(Photo Jodie Spross/USFWS – Pacific Region)
Pictured is Wisdom, the world’s oldest known living wild bird, incubating her newest egg in December 2017. Behind her you can see her life partner Akeakamai – otherwise known as Mr Goo – who is dutifully taking his fair share of egg-sitting with his venerable spouse.
Every year for over 6 decades this amazing lady has flown thousands of miles to return to the same nesting site in Midway Atoll National Wildlife Refuge, and has successfully raised more than 30 chicks.
“Because Laysan albatross don’t lay eggs every year and when they do, they raise only one chick at a time, the contribution of even one bird to the population makes a difference,” says Bob Peyton of the USFWS.
This matters because although Midway hosts 400,000 breeding pairs which sounds like a lot, and despite an expanding population, “they are still susceptible to entanglement in fishing lines and plastic ingestion, which killed an estimated 15,000 birds in 1990. The species is listed as Near Threatened by the IUCN Red List.”
It takes nigh on 7 months incubating and caring for the chick until he/she fledges, and those long months hold many challenges, dangers and uncertainties. It needs 100% care from both parents. That means both need to be lucky enough not to get tangled in fishing lines and nets. And even if both mum and dad survive, many chicks die when parents mistake plastic objects like cigarette lighters, toothbrushes and fishing floats, for food, and bring them back to the nest along with the flying fish eggs that are the chick’s staple diet. Yes, even in this Pacific paradise our plastic habit is killing animals.
That, and considering also the millions of flying miles Wisdom has clocked up over her long and illustrious life, make her maternal achievements all the more remarkable. Very probably unique. Could it be Wisdom the Laysan albatross that has given us the expression, “she’s a wise old bird”?😄
Long may you flourish Wisdom and Mr Goo, and continue gracing the world with your beautiful offspring.

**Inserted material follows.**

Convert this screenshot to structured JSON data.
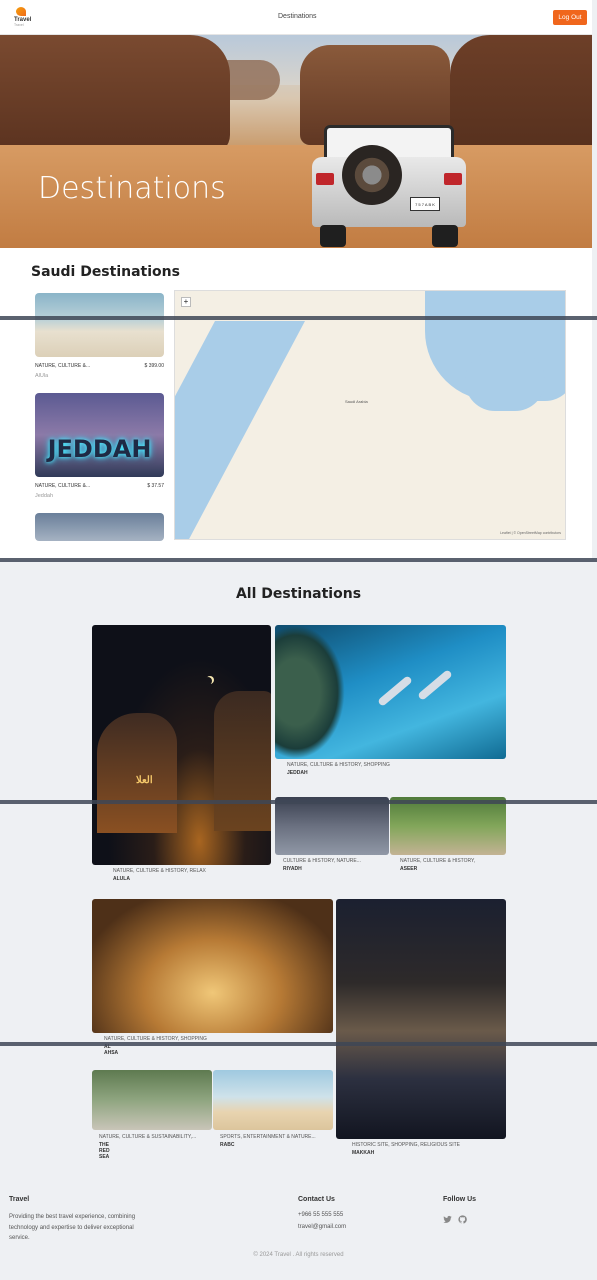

The BBC’s comprehensive overview of the plastic pollution problem
Ten tips for living with less plastic
And these adorable albatross chicks are just a couple of the animals at stake